Click here to read the full Spike Jones interview from Huck 18.
The Little White Lies interview
Her is a highly introspective film by a highly introspective guy. Huck’s sister mag, Little White Lies, got up close and (too?) personal with the cherished American director. Here are some of our favourite bits:
LWLies: Rewatching Adaptation recently, I paused it to make coffee. While doing so I started having a conversation in my head with a man I am interested in. And then I joined the dots. Your films are about exactly that: the neurotic, fantastical voice in our heads. Is that a fair assessment?
Jonze: I’ve never thought about it like that but I love it. It’s more than fair, and it makes me aware of something I thought we all did anyways.

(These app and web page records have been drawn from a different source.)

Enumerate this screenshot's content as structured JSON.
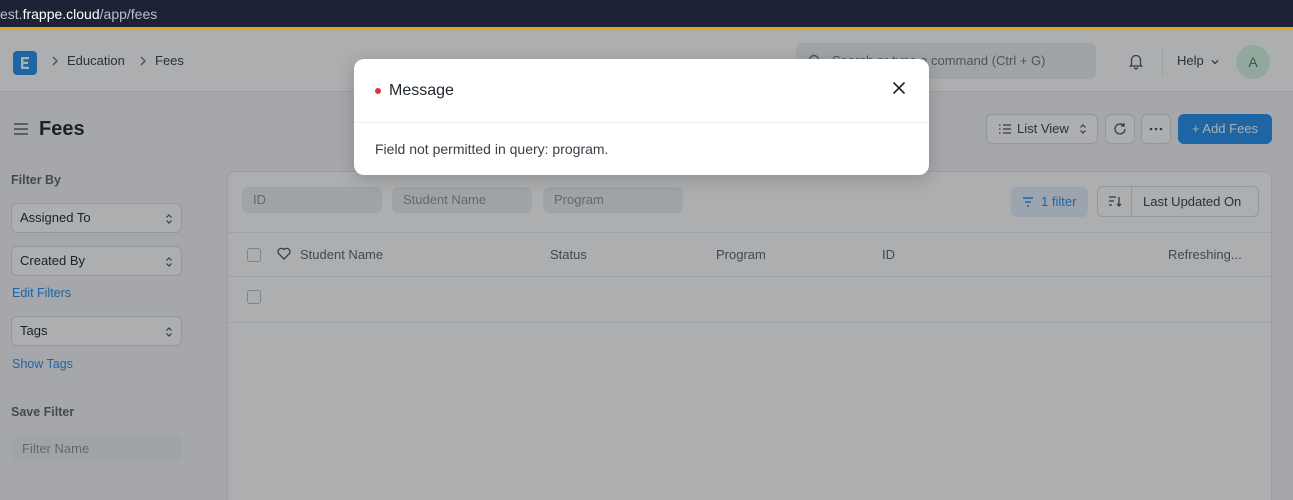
{
  "browser": {
    "url_prefix": "est.",
    "url_host": "frappe.cloud",
    "url_path": "/app/fees"
  },
  "navbar": {
    "breadcrumbs": [
      "Education",
      "Fees"
    ],
    "search_placeholder": "Search or type a command (Ctrl + G)",
    "help_label": "Help",
    "avatar_initial": "A"
  },
  "page": {
    "title": "Fees",
    "list_view_label": "List View",
    "add_label": "+ Add Fees"
  },
  "sidebar": {
    "filter_by_label": "Filter By",
    "assigned_to": "Assigned To",
    "created_by": "Created By",
    "edit_filters": "Edit Filters",
    "tags": "Tags",
    "show_tags": "Show Tags",
    "save_filter_label": "Save Filter",
    "filter_name_placeholder": "Filter Name"
  },
  "list": {
    "filter_inputs": [
      "ID",
      "Student Name",
      "Program"
    ],
    "filter_button": "1 filter",
    "sort_label": "Last Updated On",
    "columns": [
      "Student Name",
      "Status",
      "Program",
      "ID"
    ],
    "status_text": "Refreshing..."
  },
  "modal": {
    "title": "Message",
    "body": "Field not permitted in query: program."
  },
  "colors": {
    "primary": "#2490ef",
    "indicator_red": "#e03636"
  }
}
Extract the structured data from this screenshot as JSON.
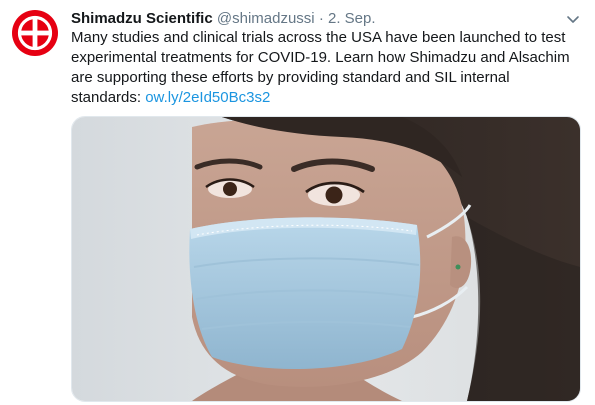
{
  "tweet": {
    "display_name": "Shimadzu Scientific",
    "handle": "@shimadzussi",
    "separator": "·",
    "date": "2. Sep.",
    "text": "Many studies and clinical trials across the USA have been launched to test experimental treatments for COVID-19. Learn how Shimadzu and Alsachim are supporting these efforts by providing standard and SIL internal standards: ",
    "link_text": "ow.ly/2eId50Bc3s2"
  },
  "colors": {
    "brand_red": "#e60012",
    "link": "#1b95e0",
    "secondary_text": "#657786"
  },
  "icons": {
    "avatar": "shimadzu-logo",
    "menu": "chevron-down-icon"
  }
}
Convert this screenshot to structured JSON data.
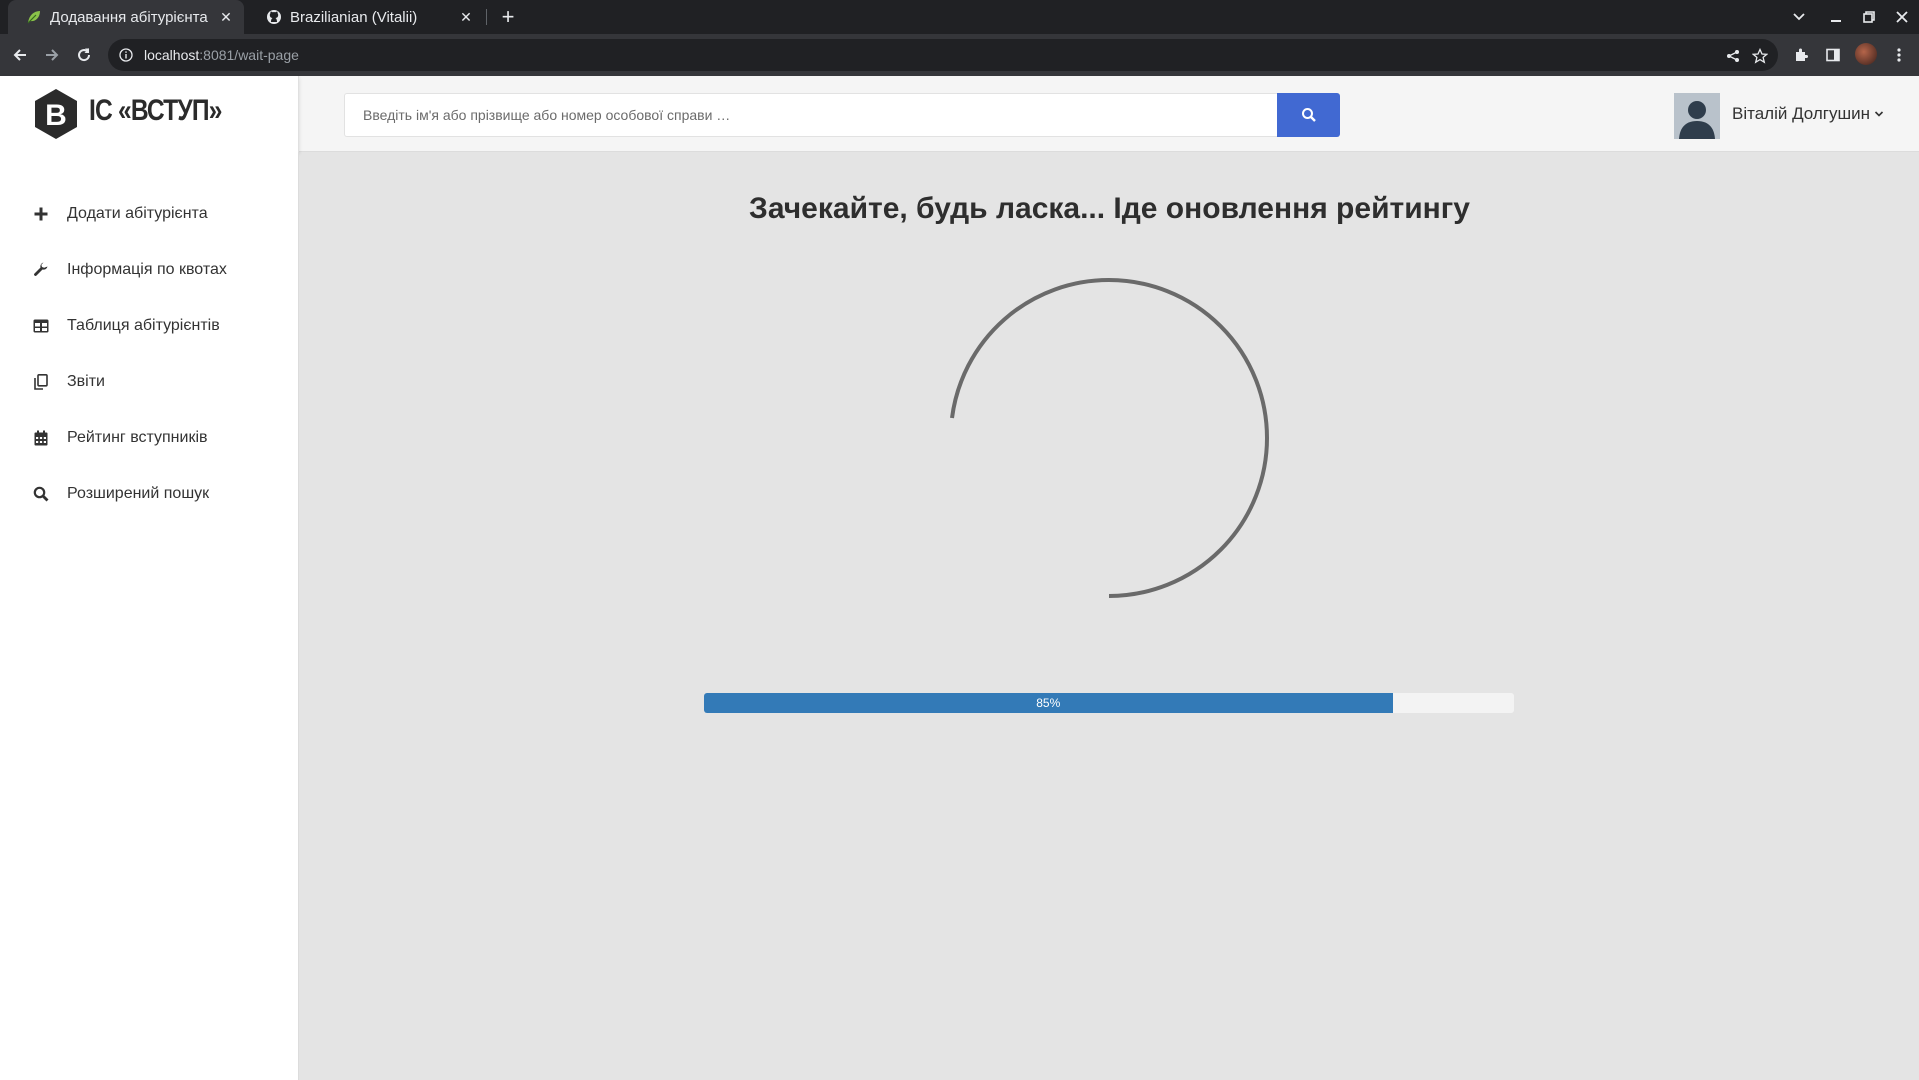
{
  "browser": {
    "tabs": [
      {
        "title": "Додавання абітурієнта",
        "active": true,
        "favicon": "leaf-icon"
      },
      {
        "title": "Brazilianian (Vitalii)",
        "active": false,
        "favicon": "github-icon"
      }
    ],
    "url_host": "localhost",
    "url_rest": ":8081/wait-page"
  },
  "header": {
    "brand_letter": "B",
    "brand_text": "ІС «ВСТУП»",
    "search_placeholder": "Введіть ім'я або прізвище або номер особової справи …",
    "user_name": "Віталій Долгушин"
  },
  "sidebar": {
    "items": [
      {
        "label": "Додати абітурієнта",
        "icon": "plus-icon"
      },
      {
        "label": "Інформація по квотах",
        "icon": "wrench-icon"
      },
      {
        "label": "Таблиця абітурієнтів",
        "icon": "table-icon"
      },
      {
        "label": "Звіти",
        "icon": "copy-icon"
      },
      {
        "label": "Рейтинг вступників",
        "icon": "calendar-icon"
      },
      {
        "label": "Розширений пошук",
        "icon": "search-icon"
      }
    ]
  },
  "main": {
    "title": "Зачекайте, будь ласка... Іде оновлення рейтингу",
    "progress": {
      "value": 85,
      "label": "85%"
    }
  },
  "colors": {
    "accent": "#4169d2",
    "progress": "#337ab7",
    "page_bg": "#e4e4e4"
  }
}
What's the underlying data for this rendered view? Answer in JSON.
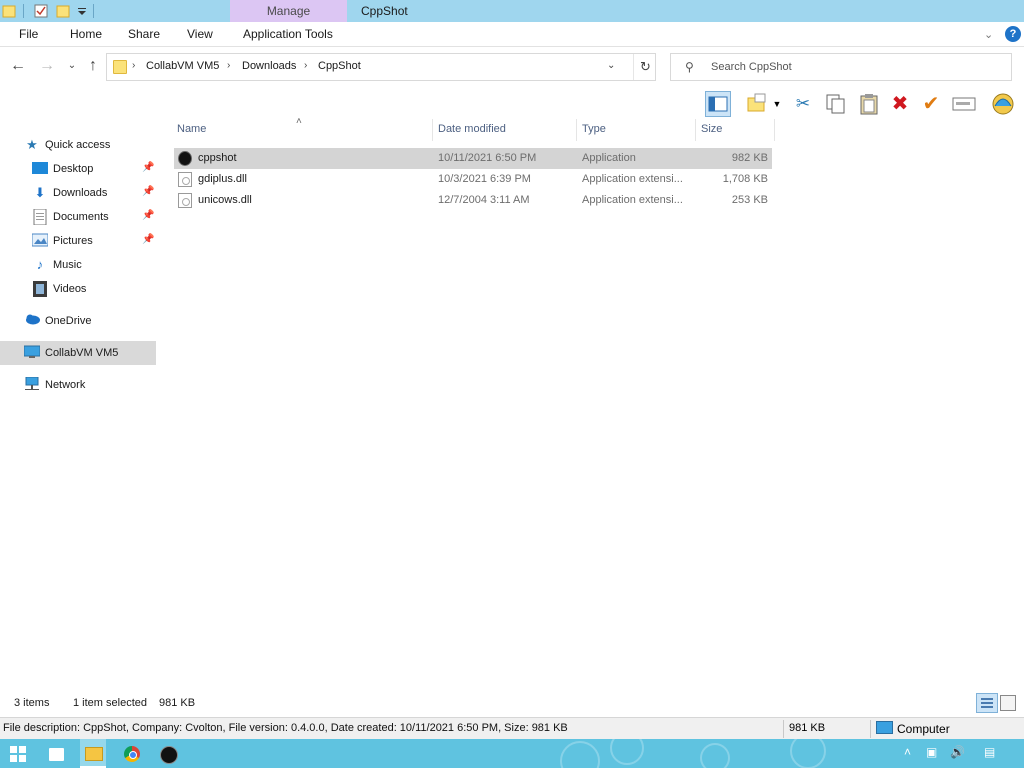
{
  "window": {
    "title": "CppShot",
    "contextual_tab": "Manage"
  },
  "ribbon": {
    "tabs": [
      "File",
      "Home",
      "Share",
      "View",
      "Application Tools"
    ]
  },
  "address": {
    "breadcrumbs": [
      "CollabVM VM5",
      "Downloads",
      "CppShot"
    ],
    "search_placeholder": "Search CppShot"
  },
  "toolbar": {
    "icons": [
      "layout-pane-icon",
      "new-folder-icon",
      "cut-icon",
      "copy-icon",
      "paste-icon",
      "delete-icon",
      "check-icon",
      "rename-icon",
      "shell-icon"
    ]
  },
  "nav": {
    "items": [
      {
        "label": "Quick access",
        "icon": "star-icon"
      },
      {
        "label": "Desktop",
        "icon": "desktop-icon"
      },
      {
        "label": "Downloads",
        "icon": "download-icon"
      },
      {
        "label": "Documents",
        "icon": "document-icon"
      },
      {
        "label": "Pictures",
        "icon": "picture-icon"
      },
      {
        "label": "Music",
        "icon": "music-icon"
      },
      {
        "label": "Videos",
        "icon": "video-icon"
      },
      {
        "label": "OneDrive",
        "icon": "cloud-icon"
      },
      {
        "label": "CollabVM VM5",
        "icon": "computer-icon"
      },
      {
        "label": "Network",
        "icon": "network-icon"
      }
    ]
  },
  "files": {
    "columns": [
      "Name",
      "Date modified",
      "Type",
      "Size"
    ],
    "rows": [
      {
        "name": "cppshot",
        "date": "10/11/2021 6:50 PM",
        "type": "Application",
        "size": "982 KB"
      },
      {
        "name": "gdiplus.dll",
        "date": "10/3/2021 6:39 PM",
        "type": "Application extensi...",
        "size": "1,708 KB"
      },
      {
        "name": "unicows.dll",
        "date": "12/7/2004 3:11 AM",
        "type": "Application extensi...",
        "size": "253 KB"
      }
    ]
  },
  "status": {
    "item_count": "3 items",
    "selection": "1 item selected",
    "selection_size": "981 KB"
  },
  "details": {
    "description": "File description: CppShot, Company: Cvolton, File version: 0.4.0.0, Date created: 10/11/2021 6:50 PM, Size: 981 KB",
    "size": "981 KB",
    "location": "Computer"
  }
}
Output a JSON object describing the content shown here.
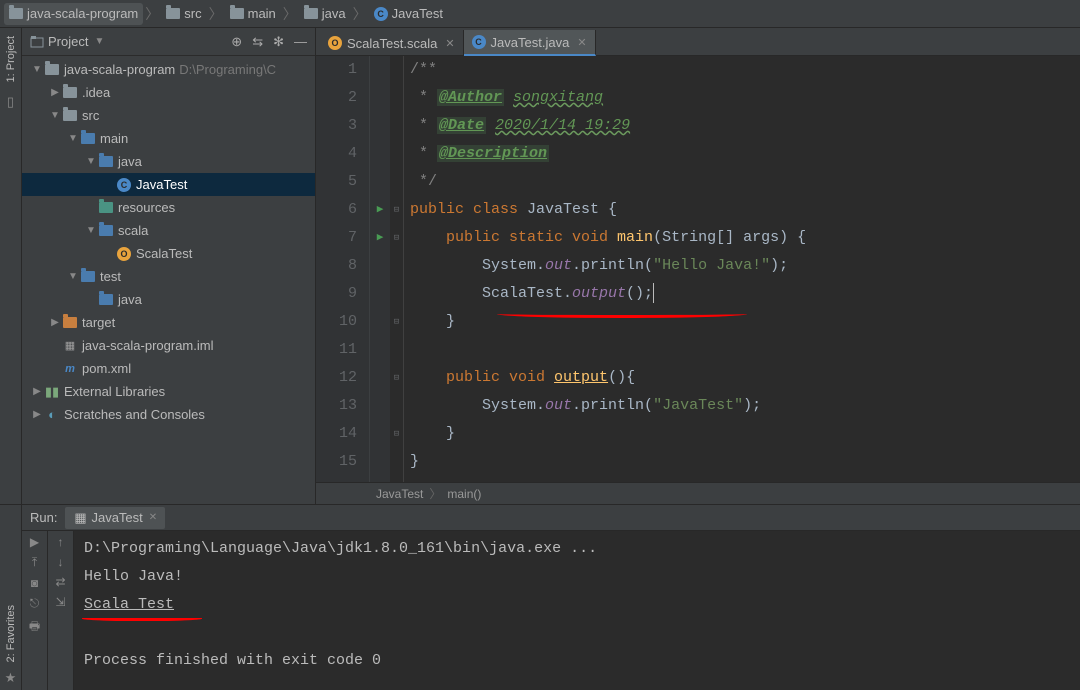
{
  "breadcrumb": {
    "root": "java-scala-program",
    "parts": [
      "src",
      "main",
      "java"
    ],
    "file": "JavaTest"
  },
  "projectPanel": {
    "title": "Project",
    "tree": [
      {
        "l": 0,
        "a": "▼",
        "icon": "folder",
        "label": "java-scala-program",
        "suffix": "D:\\Programing\\C"
      },
      {
        "l": 1,
        "a": "▶",
        "icon": "folder",
        "label": ".idea"
      },
      {
        "l": 1,
        "a": "▼",
        "icon": "folder",
        "label": "src"
      },
      {
        "l": 2,
        "a": "▼",
        "icon": "folder-blue",
        "label": "main"
      },
      {
        "l": 3,
        "a": "▼",
        "icon": "folder-blue",
        "label": "java"
      },
      {
        "l": 4,
        "a": "",
        "icon": "java",
        "label": "JavaTest",
        "selected": true
      },
      {
        "l": 3,
        "a": "",
        "icon": "folder-teal",
        "label": "resources"
      },
      {
        "l": 3,
        "a": "▼",
        "icon": "folder-blue",
        "label": "scala"
      },
      {
        "l": 4,
        "a": "",
        "icon": "scala",
        "label": "ScalaTest"
      },
      {
        "l": 2,
        "a": "▼",
        "icon": "folder-blue",
        "label": "test"
      },
      {
        "l": 3,
        "a": "",
        "icon": "folder-blue",
        "label": "java"
      },
      {
        "l": 1,
        "a": "▶",
        "icon": "folder-orange",
        "label": "target"
      },
      {
        "l": 1,
        "a": "",
        "icon": "iml",
        "label": "java-scala-program.iml"
      },
      {
        "l": 1,
        "a": "",
        "icon": "maven",
        "label": "pom.xml"
      },
      {
        "l": 0,
        "a": "▶",
        "icon": "lib",
        "label": "External Libraries"
      },
      {
        "l": 0,
        "a": "▶",
        "icon": "scratch",
        "label": "Scratches and Consoles"
      }
    ]
  },
  "tabs": [
    {
      "icon": "scala",
      "label": "ScalaTest.scala",
      "active": false
    },
    {
      "icon": "java",
      "label": "JavaTest.java",
      "active": true
    }
  ],
  "code": {
    "lines": [
      {
        "n": 1,
        "html": "<span class='com'>/**</span>"
      },
      {
        "n": 2,
        "html": "<span class='com'> * </span><span class='doctag'>@Author</span> <span class='docval'>songxitang</span>"
      },
      {
        "n": 3,
        "html": "<span class='com'> * </span><span class='doctag'>@Date</span> <span class='docval'>2020/1/14 19:29</span>"
      },
      {
        "n": 4,
        "html": "<span class='com'> * </span><span class='doctag'>@Description</span>"
      },
      {
        "n": 5,
        "html": "<span class='com'> */</span>"
      },
      {
        "n": 6,
        "run": true,
        "fold": "⊟",
        "html": "<span class='kw'>public class </span><span class='cls'>JavaTest {</span>"
      },
      {
        "n": 7,
        "run": true,
        "fold": "⊟",
        "html": "    <span class='kw'>public static void </span><span class='mth'>main</span><span class='txt'>(String[] args) {</span>"
      },
      {
        "n": 8,
        "html": "        <span class='txt'>System.</span><span class='fld'>out</span><span class='txt'>.println(</span><span class='str'>\"Hello Java!\"</span><span class='txt'>);</span>"
      },
      {
        "n": 9,
        "html": "        <span class='txt'>ScalaTest.</span><span class='fld'>output</span><span class='txt'>();</span><span class='cursor'></span>"
      },
      {
        "n": 10,
        "fold": "⊟",
        "html": "    <span class='txt'>}</span>"
      },
      {
        "n": 11,
        "html": ""
      },
      {
        "n": 12,
        "fold": "⊟",
        "html": "    <span class='kw'>public void </span><span class='mthu'>output</span><span class='txt'>(){</span>"
      },
      {
        "n": 13,
        "html": "        <span class='txt'>System.</span><span class='fld'>out</span><span class='txt'>.println(</span><span class='str'>\"JavaTest\"</span><span class='txt'>);</span>"
      },
      {
        "n": 14,
        "fold": "⊟",
        "html": "    <span class='txt'>}</span>"
      },
      {
        "n": 15,
        "html": "<span class='txt'>}</span>"
      }
    ]
  },
  "editorBreadcrumb": {
    "class": "JavaTest",
    "method": "main()"
  },
  "runPanel": {
    "title": "Run:",
    "tab": "JavaTest",
    "console": [
      "D:\\Programing\\Language\\Java\\jdk1.8.0_161\\bin\\java.exe ...",
      "Hello Java!",
      "Scala Test",
      "",
      "Process finished with exit code 0"
    ]
  },
  "sidebarLeft": {
    "project": "1: Project",
    "favorites": "2: Favorites"
  }
}
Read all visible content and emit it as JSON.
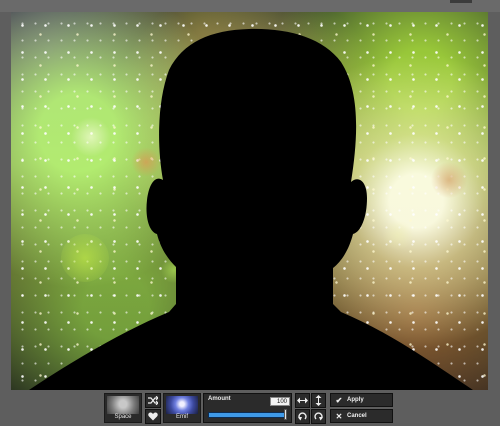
{
  "editor": {
    "image": "galaxy background with head-and-shoulders silhouette"
  },
  "toolbar": {
    "thumbnails": [
      {
        "label": "Space",
        "icon": "space-preset-thumbnail"
      },
      {
        "label": "Emif",
        "icon": "emif-preset-thumbnail"
      }
    ],
    "shuffle_icon": "shuffle-icon",
    "favorite_icon": "heart-icon",
    "amount": {
      "label": "Amount",
      "value": "100",
      "level_percent": 100
    },
    "flip_horizontal_icon": "flip-horizontal-icon",
    "flip_vertical_icon": "flip-vertical-icon",
    "rotate_left_icon": "rotate-left-icon",
    "rotate_right_icon": "rotate-right-icon",
    "apply": {
      "label": "Apply",
      "icon": "checkmark-icon"
    },
    "cancel": {
      "label": "Cancel",
      "icon": "close-icon"
    }
  },
  "colors": {
    "background": "#5e5e5e",
    "toolbar_button": "#2b2b2b",
    "slider_blue": "#3f9ae8"
  }
}
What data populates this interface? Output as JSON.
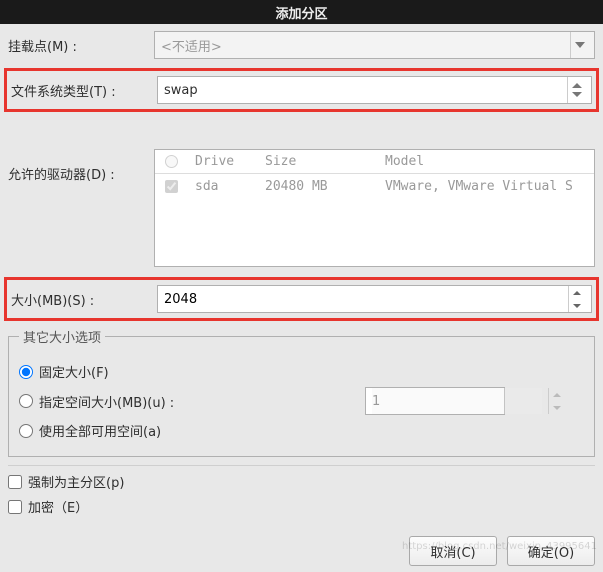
{
  "title": "添加分区",
  "mount": {
    "label": "挂载点(M) :",
    "placeholder": "<不适用>"
  },
  "fstype": {
    "label": "文件系统类型(T) :",
    "value": "swap"
  },
  "drives": {
    "label": "允许的驱动器(D) :",
    "columns": {
      "drive": "Drive",
      "size": "Size",
      "model": "Model"
    },
    "rows": [
      {
        "checked": true,
        "drive": "sda",
        "size": "20480 MB",
        "model": "VMware, VMware Virtual S"
      }
    ]
  },
  "size": {
    "label": "大小(MB)(S) :",
    "value": "2048"
  },
  "sizegroup": {
    "legend": "其它大小选项",
    "fixed": "固定大小(F)",
    "fillup": "指定空间大小(MB)(u) :",
    "fillup_value": "1",
    "allspace": "使用全部可用空间(a)"
  },
  "checks": {
    "primary": "强制为主分区(p)",
    "encrypt": "加密（E）"
  },
  "buttons": {
    "cancel": "取消(C)",
    "ok": "确定(O)"
  },
  "watermark": "https://blog.csdn.net/weixin_43995641"
}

I assumed we all live partially in our fantasy world or in the conversations we’re having in our head or the anxiety loops we get stuck in. Is that not true?
I would say so.
Well, at least there’s two of us then.
Madcap Shorts: Rockafeller Skank – The Spike Jonze audition
Spike drops the moves, busts some heavy grooves and freaks the fuck out of passersby on Hollywood Boulevard in this hilarious spoof audition for Fatboy Slim’s Rockafeller Skank. His character is one of Jonze’s many alter egos, Richard Koufey, the leader of the Torrance Community Dance Group.
See more of Spike’s Madcap Shorts in the Huck 42 Playlist.
Check out all of Huck’s Spike Jonze content. Stay locked for more!